_What is expected_
Go through the data line by line and count the lines that hold "collaborative". Reply with the total only.

_Records supplied_
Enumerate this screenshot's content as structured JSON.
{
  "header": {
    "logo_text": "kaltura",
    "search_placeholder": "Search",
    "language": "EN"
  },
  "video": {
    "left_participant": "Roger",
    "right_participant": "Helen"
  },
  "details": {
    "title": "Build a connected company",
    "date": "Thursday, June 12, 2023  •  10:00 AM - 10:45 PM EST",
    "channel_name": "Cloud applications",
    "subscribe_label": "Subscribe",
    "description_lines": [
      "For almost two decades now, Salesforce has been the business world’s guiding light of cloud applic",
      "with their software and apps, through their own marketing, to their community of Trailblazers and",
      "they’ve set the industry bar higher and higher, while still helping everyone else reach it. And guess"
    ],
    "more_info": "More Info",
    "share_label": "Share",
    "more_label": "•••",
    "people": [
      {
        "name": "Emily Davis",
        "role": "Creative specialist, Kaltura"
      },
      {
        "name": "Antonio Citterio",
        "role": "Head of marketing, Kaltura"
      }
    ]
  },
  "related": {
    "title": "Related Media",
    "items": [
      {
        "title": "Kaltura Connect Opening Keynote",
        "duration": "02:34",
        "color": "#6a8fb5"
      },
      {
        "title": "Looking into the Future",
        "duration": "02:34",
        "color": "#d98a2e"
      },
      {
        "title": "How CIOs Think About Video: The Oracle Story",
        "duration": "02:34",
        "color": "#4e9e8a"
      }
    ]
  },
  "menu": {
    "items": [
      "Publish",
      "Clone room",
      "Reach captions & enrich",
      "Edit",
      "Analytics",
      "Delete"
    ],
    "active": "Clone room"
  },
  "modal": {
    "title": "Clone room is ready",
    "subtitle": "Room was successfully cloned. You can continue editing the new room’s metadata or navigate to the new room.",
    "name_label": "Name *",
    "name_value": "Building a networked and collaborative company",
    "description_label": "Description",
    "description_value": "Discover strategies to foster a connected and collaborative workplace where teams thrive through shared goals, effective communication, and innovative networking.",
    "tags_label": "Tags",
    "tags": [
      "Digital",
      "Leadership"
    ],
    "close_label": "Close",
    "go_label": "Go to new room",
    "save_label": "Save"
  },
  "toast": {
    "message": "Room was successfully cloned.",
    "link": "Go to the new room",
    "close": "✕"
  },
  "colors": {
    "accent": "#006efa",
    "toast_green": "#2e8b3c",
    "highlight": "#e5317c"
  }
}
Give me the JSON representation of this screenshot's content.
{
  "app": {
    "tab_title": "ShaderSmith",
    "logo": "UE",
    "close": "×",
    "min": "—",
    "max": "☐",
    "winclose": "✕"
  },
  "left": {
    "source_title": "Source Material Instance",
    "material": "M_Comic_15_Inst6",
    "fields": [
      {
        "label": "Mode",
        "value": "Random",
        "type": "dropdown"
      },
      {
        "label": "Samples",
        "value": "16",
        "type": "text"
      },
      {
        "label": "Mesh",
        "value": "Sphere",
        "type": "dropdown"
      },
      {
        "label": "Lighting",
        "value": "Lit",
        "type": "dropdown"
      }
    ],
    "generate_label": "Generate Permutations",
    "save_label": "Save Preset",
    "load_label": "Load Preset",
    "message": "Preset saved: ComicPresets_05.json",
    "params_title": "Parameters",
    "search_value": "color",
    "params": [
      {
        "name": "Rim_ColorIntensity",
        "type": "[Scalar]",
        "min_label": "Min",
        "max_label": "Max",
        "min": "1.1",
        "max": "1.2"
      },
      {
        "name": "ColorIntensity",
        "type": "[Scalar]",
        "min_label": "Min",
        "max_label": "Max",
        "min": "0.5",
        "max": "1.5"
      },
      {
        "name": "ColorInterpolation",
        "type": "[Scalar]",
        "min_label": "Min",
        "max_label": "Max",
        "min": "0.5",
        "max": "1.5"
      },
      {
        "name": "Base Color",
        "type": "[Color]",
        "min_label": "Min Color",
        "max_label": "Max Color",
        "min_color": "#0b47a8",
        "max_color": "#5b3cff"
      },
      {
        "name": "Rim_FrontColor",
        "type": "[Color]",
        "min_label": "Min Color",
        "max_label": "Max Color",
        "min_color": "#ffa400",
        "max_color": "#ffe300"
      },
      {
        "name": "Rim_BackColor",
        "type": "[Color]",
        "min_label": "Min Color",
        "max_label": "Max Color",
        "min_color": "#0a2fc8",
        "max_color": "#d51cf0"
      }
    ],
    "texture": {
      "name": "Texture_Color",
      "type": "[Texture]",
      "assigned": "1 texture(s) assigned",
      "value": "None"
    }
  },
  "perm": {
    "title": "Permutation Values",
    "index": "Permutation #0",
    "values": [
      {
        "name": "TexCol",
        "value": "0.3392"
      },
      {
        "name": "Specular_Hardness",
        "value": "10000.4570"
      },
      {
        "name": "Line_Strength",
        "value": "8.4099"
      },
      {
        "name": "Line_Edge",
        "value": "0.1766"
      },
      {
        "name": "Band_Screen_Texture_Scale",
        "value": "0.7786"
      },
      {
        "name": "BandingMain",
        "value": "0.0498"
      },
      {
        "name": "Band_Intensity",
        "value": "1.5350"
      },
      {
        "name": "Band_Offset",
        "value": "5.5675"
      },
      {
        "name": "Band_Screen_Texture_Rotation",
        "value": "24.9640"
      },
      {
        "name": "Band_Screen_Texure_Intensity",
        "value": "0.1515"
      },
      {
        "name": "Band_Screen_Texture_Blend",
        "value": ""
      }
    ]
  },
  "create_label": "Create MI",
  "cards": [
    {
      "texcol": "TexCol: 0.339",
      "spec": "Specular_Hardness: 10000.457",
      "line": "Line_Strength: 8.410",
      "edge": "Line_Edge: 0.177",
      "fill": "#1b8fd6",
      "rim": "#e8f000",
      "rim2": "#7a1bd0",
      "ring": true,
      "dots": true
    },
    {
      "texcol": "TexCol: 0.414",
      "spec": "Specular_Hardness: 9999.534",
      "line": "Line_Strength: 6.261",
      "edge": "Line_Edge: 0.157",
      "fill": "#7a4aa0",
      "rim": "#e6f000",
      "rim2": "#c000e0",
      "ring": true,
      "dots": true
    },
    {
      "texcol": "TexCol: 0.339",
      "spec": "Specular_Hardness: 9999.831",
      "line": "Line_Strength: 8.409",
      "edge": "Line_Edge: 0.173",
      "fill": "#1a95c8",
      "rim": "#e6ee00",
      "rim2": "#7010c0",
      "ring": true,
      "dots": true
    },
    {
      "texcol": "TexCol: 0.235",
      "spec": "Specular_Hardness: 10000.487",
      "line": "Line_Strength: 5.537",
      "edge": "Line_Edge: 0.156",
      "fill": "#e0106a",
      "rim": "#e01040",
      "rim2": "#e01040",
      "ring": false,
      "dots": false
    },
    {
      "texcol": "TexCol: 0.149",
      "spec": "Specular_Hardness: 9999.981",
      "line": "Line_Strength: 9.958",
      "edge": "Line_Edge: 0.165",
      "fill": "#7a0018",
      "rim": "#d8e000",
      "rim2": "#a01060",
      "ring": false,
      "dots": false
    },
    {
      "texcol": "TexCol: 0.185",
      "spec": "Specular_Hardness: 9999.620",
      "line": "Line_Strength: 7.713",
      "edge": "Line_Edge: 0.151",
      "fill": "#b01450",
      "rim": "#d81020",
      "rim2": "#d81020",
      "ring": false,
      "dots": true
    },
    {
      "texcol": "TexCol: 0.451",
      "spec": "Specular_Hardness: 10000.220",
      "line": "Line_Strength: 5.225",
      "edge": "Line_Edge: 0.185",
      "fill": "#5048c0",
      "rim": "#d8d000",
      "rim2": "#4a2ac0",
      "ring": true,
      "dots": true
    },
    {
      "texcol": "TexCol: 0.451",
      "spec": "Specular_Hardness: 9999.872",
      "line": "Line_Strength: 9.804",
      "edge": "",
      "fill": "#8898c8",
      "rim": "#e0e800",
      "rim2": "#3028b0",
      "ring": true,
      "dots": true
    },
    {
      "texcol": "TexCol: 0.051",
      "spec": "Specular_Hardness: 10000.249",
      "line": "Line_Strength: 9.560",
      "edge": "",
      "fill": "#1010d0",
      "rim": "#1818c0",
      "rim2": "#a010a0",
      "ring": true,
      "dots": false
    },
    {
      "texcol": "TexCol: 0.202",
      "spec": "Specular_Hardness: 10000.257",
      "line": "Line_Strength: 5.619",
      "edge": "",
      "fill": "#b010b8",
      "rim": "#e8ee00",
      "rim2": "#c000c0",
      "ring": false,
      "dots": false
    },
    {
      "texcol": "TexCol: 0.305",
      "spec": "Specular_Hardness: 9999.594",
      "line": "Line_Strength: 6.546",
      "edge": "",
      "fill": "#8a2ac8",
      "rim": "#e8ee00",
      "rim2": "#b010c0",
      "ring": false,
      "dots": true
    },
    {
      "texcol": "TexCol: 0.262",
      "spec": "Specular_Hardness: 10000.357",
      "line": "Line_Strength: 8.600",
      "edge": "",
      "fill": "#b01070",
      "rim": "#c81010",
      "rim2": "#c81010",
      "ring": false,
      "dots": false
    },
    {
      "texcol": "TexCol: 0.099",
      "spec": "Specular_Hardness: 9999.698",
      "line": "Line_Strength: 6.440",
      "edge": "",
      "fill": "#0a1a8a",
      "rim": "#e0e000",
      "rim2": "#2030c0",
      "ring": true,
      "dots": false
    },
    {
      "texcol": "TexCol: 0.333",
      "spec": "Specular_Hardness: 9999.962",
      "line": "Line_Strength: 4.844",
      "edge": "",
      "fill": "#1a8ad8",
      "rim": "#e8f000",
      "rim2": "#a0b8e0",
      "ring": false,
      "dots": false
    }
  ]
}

_Completed exercise_
2